When I was a golf course superintendent in Japan, we collected clipping volume. But I didn’t pay much attention to it. In 2013, I became intrigued1 by the relationship between clipping volume and green speed. When the grass was producing fewer clippings, the stimpmeter measurement was faster. “But of course it would be faster,” we all might realize. But that was how I got started with this.

Then I started to wonder if the dry weight of clippings (the clipping yield) could be estimated from the volume. Because if it could, then clipping volume would be an easy way to estimate nutrient harvest.

It turns out, clipping volume is way more useful, and easier to implement, than I ever though it would be.

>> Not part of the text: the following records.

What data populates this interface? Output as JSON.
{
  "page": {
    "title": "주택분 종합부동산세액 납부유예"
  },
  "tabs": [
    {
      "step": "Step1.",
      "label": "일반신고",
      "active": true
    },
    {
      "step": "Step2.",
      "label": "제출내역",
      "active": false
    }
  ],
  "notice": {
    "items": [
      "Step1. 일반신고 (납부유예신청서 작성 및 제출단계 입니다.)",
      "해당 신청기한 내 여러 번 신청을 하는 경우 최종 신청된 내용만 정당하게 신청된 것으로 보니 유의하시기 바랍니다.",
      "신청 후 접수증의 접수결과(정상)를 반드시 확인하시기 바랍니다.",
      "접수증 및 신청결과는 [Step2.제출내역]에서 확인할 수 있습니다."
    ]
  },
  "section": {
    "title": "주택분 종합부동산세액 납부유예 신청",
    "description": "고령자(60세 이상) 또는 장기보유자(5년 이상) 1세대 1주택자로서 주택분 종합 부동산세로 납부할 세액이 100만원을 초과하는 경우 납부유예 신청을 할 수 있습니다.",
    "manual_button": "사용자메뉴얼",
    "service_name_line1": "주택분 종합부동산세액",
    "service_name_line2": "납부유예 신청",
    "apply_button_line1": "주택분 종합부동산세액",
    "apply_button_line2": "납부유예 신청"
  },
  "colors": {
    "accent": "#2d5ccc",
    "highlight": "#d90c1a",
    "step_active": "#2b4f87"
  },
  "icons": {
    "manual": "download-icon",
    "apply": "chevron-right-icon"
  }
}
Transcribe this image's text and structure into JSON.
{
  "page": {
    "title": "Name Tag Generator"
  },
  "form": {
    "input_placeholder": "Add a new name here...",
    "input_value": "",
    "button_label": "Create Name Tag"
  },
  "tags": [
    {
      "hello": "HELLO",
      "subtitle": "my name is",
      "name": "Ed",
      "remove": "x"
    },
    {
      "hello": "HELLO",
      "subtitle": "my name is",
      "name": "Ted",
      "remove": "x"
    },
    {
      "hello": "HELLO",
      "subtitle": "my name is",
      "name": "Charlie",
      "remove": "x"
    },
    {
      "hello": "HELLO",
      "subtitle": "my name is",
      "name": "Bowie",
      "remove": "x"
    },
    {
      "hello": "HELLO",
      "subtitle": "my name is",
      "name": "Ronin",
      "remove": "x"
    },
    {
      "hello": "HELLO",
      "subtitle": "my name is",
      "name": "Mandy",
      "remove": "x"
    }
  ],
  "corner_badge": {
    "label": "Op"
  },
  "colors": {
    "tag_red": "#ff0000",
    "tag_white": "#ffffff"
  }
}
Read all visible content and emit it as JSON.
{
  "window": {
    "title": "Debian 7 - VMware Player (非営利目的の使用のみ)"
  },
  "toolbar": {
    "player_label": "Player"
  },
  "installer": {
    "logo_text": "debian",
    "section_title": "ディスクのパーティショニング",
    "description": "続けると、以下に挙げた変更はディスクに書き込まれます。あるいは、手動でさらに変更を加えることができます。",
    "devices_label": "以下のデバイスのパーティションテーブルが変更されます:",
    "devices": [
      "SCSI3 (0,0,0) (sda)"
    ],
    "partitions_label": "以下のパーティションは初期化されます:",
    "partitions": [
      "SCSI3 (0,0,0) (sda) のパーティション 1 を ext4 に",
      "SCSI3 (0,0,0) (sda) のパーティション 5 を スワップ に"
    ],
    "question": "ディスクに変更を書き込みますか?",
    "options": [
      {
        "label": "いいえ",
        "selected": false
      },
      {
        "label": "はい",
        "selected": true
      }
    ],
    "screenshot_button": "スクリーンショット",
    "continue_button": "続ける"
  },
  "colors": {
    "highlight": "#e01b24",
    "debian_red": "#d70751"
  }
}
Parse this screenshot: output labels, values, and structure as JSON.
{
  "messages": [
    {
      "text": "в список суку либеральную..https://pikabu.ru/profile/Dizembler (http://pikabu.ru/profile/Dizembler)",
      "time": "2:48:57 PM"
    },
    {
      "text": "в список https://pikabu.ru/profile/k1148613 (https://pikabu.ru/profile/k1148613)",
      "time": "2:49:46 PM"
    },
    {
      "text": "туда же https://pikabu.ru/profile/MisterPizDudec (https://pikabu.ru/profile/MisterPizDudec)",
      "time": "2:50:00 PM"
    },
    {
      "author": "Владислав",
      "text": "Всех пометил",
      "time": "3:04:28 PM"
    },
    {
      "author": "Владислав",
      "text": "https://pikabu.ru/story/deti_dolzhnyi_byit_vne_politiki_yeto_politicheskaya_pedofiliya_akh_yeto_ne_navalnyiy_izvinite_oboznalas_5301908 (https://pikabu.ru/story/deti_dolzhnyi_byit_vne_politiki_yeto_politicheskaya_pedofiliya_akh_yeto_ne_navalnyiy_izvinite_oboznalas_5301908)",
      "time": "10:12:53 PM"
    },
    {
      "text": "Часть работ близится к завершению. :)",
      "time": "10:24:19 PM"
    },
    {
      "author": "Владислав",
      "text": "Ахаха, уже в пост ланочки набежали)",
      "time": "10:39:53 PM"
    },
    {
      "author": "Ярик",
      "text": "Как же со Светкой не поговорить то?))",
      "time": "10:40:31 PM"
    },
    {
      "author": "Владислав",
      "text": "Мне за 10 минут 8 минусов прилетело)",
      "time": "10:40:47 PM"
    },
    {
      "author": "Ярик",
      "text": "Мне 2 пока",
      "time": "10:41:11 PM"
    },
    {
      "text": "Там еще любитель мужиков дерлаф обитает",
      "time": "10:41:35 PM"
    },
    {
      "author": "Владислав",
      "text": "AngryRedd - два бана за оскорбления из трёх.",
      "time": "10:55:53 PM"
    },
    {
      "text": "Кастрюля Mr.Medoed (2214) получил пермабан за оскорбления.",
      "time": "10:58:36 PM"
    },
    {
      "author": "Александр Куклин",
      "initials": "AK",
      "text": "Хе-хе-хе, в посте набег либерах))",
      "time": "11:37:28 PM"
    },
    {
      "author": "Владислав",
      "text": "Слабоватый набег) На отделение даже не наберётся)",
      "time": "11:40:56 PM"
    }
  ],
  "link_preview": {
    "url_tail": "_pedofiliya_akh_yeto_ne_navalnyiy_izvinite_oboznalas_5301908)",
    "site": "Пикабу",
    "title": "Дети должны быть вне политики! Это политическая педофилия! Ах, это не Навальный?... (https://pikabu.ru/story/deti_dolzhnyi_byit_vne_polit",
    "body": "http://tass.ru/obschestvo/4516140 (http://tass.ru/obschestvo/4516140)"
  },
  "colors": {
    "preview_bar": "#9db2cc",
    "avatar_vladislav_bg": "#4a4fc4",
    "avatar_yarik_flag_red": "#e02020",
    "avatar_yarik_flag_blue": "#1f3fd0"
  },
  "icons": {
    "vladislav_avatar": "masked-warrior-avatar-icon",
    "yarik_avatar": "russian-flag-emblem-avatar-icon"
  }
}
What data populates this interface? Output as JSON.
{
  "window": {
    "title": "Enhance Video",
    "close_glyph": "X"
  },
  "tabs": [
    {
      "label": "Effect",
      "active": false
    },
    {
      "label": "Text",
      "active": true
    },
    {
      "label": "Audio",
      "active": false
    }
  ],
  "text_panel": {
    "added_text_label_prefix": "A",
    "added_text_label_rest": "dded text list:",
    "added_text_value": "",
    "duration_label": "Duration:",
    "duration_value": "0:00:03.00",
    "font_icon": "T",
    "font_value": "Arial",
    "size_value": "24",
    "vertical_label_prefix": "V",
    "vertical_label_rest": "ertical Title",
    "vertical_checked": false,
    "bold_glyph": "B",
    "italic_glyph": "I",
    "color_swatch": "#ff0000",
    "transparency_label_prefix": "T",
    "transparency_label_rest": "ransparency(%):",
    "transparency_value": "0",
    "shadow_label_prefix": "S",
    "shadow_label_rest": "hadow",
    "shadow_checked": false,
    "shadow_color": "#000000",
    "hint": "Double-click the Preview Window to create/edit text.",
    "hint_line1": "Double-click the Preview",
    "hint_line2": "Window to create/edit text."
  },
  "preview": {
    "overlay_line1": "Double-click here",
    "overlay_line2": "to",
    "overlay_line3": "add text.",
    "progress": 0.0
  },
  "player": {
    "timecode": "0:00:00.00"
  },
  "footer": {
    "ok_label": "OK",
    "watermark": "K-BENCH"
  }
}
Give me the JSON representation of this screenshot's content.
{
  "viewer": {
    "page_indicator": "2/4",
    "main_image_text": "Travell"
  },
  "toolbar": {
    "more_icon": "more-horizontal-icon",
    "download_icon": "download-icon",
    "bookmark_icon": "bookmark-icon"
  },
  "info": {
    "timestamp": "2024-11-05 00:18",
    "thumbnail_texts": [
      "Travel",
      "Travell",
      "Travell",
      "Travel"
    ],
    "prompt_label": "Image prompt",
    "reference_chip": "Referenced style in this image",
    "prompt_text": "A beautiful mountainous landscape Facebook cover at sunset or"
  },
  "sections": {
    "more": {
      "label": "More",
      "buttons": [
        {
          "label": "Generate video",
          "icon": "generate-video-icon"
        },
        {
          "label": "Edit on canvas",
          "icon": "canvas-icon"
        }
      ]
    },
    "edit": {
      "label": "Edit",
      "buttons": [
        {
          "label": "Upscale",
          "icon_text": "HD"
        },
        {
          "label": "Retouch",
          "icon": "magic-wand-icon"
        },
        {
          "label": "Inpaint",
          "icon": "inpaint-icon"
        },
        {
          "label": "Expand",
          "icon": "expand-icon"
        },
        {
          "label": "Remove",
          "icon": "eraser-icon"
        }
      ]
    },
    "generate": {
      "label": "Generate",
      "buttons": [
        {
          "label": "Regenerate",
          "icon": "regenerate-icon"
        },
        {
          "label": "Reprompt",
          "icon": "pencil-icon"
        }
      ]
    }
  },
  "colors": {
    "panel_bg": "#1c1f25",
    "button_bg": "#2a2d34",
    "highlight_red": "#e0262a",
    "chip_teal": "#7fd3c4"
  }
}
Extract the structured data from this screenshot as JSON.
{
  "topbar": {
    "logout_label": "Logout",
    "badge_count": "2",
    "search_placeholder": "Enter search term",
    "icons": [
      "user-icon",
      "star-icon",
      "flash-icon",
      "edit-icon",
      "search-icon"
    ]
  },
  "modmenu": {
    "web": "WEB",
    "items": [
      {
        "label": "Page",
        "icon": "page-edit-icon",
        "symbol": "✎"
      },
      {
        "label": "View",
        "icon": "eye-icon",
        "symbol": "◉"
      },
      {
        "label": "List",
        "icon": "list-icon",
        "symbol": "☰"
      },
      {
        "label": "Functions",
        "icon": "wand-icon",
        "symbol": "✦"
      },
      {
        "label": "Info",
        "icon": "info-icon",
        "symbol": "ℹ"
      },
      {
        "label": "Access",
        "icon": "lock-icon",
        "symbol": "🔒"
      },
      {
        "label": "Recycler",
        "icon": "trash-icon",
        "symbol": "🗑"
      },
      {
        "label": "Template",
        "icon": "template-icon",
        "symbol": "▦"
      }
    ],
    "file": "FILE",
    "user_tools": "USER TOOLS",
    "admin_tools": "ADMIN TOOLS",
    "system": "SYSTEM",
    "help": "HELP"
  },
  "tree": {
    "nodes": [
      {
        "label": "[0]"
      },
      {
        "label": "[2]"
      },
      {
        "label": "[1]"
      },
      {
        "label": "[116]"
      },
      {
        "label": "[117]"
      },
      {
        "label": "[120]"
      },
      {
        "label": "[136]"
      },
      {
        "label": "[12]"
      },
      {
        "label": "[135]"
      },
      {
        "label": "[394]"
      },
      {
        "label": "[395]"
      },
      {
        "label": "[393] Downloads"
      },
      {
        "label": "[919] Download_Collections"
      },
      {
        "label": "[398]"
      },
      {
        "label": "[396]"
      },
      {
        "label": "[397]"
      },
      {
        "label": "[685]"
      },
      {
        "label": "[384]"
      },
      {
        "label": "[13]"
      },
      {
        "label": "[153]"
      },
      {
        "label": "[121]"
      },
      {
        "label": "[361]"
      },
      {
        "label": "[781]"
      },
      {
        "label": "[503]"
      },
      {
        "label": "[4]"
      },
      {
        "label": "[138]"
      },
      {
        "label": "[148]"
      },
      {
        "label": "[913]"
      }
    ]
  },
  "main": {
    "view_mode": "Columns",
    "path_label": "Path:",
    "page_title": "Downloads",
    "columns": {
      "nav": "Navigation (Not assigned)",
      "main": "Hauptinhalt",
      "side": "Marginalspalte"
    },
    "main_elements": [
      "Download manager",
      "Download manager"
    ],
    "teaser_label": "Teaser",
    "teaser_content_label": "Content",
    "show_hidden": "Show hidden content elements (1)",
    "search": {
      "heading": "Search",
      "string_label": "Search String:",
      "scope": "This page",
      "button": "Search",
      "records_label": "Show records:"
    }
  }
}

  1. See my blog post More about the measurement of grass clippings for a bit of the backstory. ↩︎